Brain cancer vaccine: the result is not final, but encouraging
Tomsk journalist's brain tumor shrank
after experimental treatment in the USA
Tomsk journalist Maxim Voronin, who is undergoing treatment for glioblastoma in the USA according to an experimental scheme, showed improvements in the results of MRI scans.
As Maxim Voronin told and showed on his Facebook, the control head shots taken the other day (on the left) are strikingly different from the pictures of three months ago (on the right): the tumor has decreased several times.
Voronin is a former correspondent of TV2, who has been living and working in Moscow for several years. Before the New Year, he was diagnosed with glioblastoma. In Russia, Germany, and then the USA, the tumor was considered inoperable. Thanks to the collected charitable funds, Maxim Voronin, accompanied by his wife, was able to visit Germany, and then go to the United States for treatment.
In Germany, Voronin underwent radiation therapy, and in the USA he was included in a sample of clinical trials of an immunotherapy regimen using the Opdivo anti-cancer vaccine (nivolumab) from Bristol-MyersSquibb. Opdivo was approved in 2014 and entered the market in December as a drug for metastatic melanoma.
Voronin quotes Jeremy Rudnik (JeremyRudnick), his attending physician from Cedars Sinai Medical Center (Cedars-Sinai Medical Center):
"You have received the best treatment that exists in the world today; for most people, these technologies will be available in 6-10 years."

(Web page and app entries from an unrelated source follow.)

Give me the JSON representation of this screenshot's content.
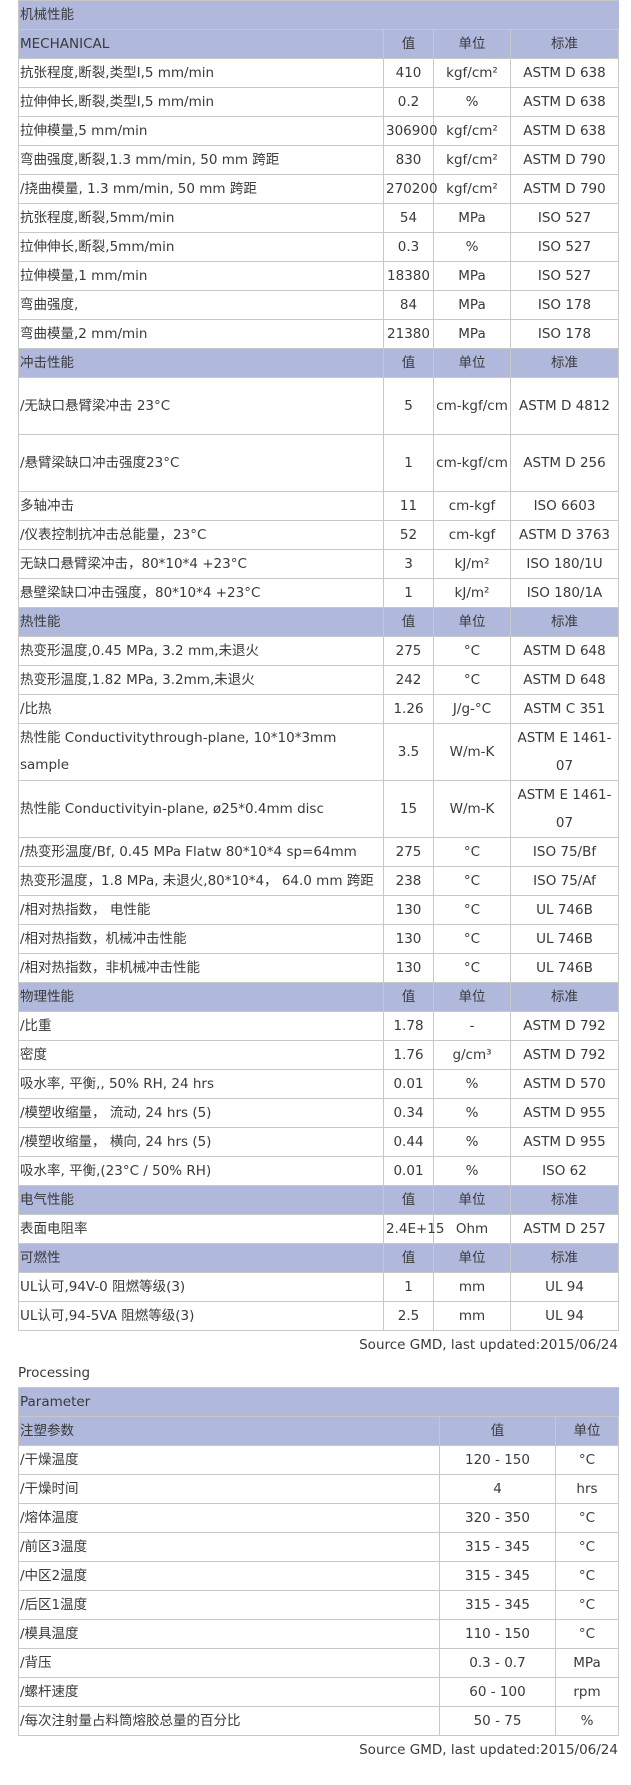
{
  "props": {
    "title": "机械性能",
    "header": {
      "name": "MECHANICAL",
      "value": "值",
      "unit": "单位",
      "standard": "标准"
    },
    "mechanical": [
      [
        "抗张程度,断裂,类型I,5 mm/min",
        "410",
        "kgf/cm²",
        "ASTM D 638"
      ],
      [
        "拉伸伸长,断裂,类型I,5 mm/min",
        "0.2",
        "%",
        "ASTM D 638"
      ],
      [
        "拉伸模量,5 mm/min",
        "306900",
        "kgf/cm²",
        "ASTM D 638"
      ],
      [
        "弯曲强度,断裂,1.3 mm/min, 50 mm 跨距",
        "830",
        "kgf/cm²",
        "ASTM D 790"
      ],
      [
        "/挠曲模量, 1.3 mm/min, 50 mm 跨距",
        "270200",
        "kgf/cm²",
        "ASTM D 790"
      ],
      [
        "抗张程度,断裂,5mm/min",
        "54",
        "MPa",
        "ISO 527"
      ],
      [
        "拉伸伸长,断裂,5mm/min",
        "0.3",
        "%",
        "ISO 527"
      ],
      [
        "拉伸模量,1 mm/min",
        "18380",
        "MPa",
        "ISO 527"
      ],
      [
        "弯曲强度,",
        "84",
        "MPa",
        "ISO 178"
      ],
      [
        "弯曲模量,2 mm/min",
        "21380",
        "MPa",
        "ISO 178"
      ]
    ],
    "impact_header": {
      "name": "冲击性能",
      "value": "值",
      "unit": "单位",
      "standard": "标准"
    },
    "impact_tall": [
      [
        "/无缺口悬臂梁冲击 23°C",
        "5",
        "cm-kgf/cm",
        "ASTM D 4812"
      ],
      [
        "/悬臂梁缺口冲击强度23°C",
        "1",
        "cm-kgf/cm",
        "ASTM D 256"
      ]
    ],
    "impact": [
      [
        "多轴冲击",
        "11",
        "cm-kgf",
        "ISO 6603"
      ],
      [
        "/仪表控制抗冲击总能量，23°C",
        "52",
        "cm-kgf",
        "ASTM D 3763"
      ],
      [
        "无缺口悬臂梁冲击，80*10*4 +23°C",
        "3",
        "kJ/m²",
        "ISO 180/1U"
      ],
      [
        "悬壁梁缺口冲击强度，80*10*4 +23°C",
        "1",
        "kJ/m²",
        "ISO 180/1A"
      ]
    ],
    "thermal_header": {
      "name": "热性能",
      "value": "值",
      "unit": "单位",
      "standard": "标准"
    },
    "thermal_a": [
      [
        "热变形温度,0.45 MPa, 3.2 mm,未退火",
        "275",
        "°C",
        "ASTM D 648"
      ],
      [
        "热变形温度,1.82 MPa, 3.2mm,未退火",
        "242",
        "°C",
        "ASTM D 648"
      ],
      [
        "/比热",
        "1.26",
        "J/g-°C",
        "ASTM C 351"
      ]
    ],
    "thermal_tall": [
      [
        "热性能 Conductivitythrough-plane, 10*10*3mm sample",
        "3.5",
        "W/m-K",
        "ASTM E 1461-07"
      ],
      [
        "热性能 Conductivityin-plane, ø25*0.4mm disc",
        "15",
        "W/m-K",
        "ASTM E 1461-07"
      ]
    ],
    "thermal_b": [
      [
        "/热变形温度/Bf, 0.45 MPa Flatw 80*10*4 sp=64mm",
        "275",
        "°C",
        "ISO 75/Bf"
      ],
      [
        "热变形温度，1.8 MPa, 未退火,80*10*4， 64.0 mm 跨距",
        "238",
        "°C",
        "ISO 75/Af"
      ],
      [
        "/相对热指数， 电性能",
        "130",
        "°C",
        "UL 746B"
      ],
      [
        "/相对热指数，机械冲击性能",
        "130",
        "°C",
        "UL 746B"
      ],
      [
        "/相对热指数，非机械冲击性能",
        "130",
        "°C",
        "UL 746B"
      ]
    ],
    "physical_header": {
      "name": "物理性能",
      "value": "值",
      "unit": "单位",
      "standard": "标准"
    },
    "physical": [
      [
        "/比重",
        "1.78",
        "-",
        "ASTM D 792"
      ],
      [
        "密度",
        "1.76",
        "g/cm³",
        "ASTM D 792"
      ],
      [
        "吸水率, 平衡,, 50% RH, 24 hrs",
        "0.01",
        "%",
        "ASTM D 570"
      ],
      [
        "/模塑收缩量， 流动, 24 hrs (5)",
        "0.34",
        "%",
        "ASTM D 955"
      ],
      [
        "/模塑收缩量， 横向, 24 hrs (5)",
        "0.44",
        "%",
        "ASTM D 955"
      ],
      [
        "吸水率, 平衡,(23°C / 50% RH)",
        "0.01",
        "%",
        "ISO 62"
      ]
    ],
    "electrical_header": {
      "name": "电气性能",
      "value": "值",
      "unit": "单位",
      "standard": "标准"
    },
    "electrical": [
      [
        "表面电阻率",
        "2.4E+15",
        "Ohm",
        "ASTM D 257"
      ]
    ],
    "flammability_header": {
      "name": "可燃性",
      "value": "值",
      "unit": "单位",
      "standard": "标准"
    },
    "flammability": [
      [
        "UL认可,94V-0 阻燃等级(3)",
        "1",
        "mm",
        "UL 94"
      ],
      [
        "UL认可,94-5VA 阻燃等级(3)",
        "2.5",
        "mm",
        "UL 94"
      ]
    ],
    "source": "Source GMD, last updated:2015/06/24"
  },
  "processing": {
    "title": "Processing",
    "section": "Parameter",
    "header": {
      "name": "注塑参数",
      "value": "值",
      "unit": "单位"
    },
    "rows": [
      [
        "/干燥温度",
        "120 - 150",
        "°C"
      ],
      [
        "/干燥时间",
        "4",
        "hrs"
      ],
      [
        "/熔体温度",
        "320 - 350",
        "°C"
      ],
      [
        "/前区3温度",
        "315 - 345",
        "°C"
      ],
      [
        "/中区2温度",
        "315 - 345",
        "°C"
      ],
      [
        "/后区1温度",
        "315 - 345",
        "°C"
      ],
      [
        "/模具温度",
        "110 - 150",
        "°C"
      ],
      [
        "/背压",
        "0.3 - 0.7",
        "MPa"
      ],
      [
        "/螺杆速度",
        "60 - 100",
        "rpm"
      ],
      [
        "/每次注射量占料筒熔胶总量的百分比",
        "50 - 75",
        "%"
      ]
    ],
    "source": "Source GMD, last updated:2015/06/24"
  }
}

"I don't have an answer whether it is possible to achieve complete disappearance of the tumor by continuing this treatment. But a patient with a similar glioblastoma, who was treated the same way as you, has been alive for six years."
"The vaccine shows such effectiveness in about half of the cases."
"Physical therapy will restore the functionality of your arm. I need a massage and stretching exercises. The changes in the muscles are reversible."
Portal "Eternal youth" http://vechnayamolodost.ru29.05.2015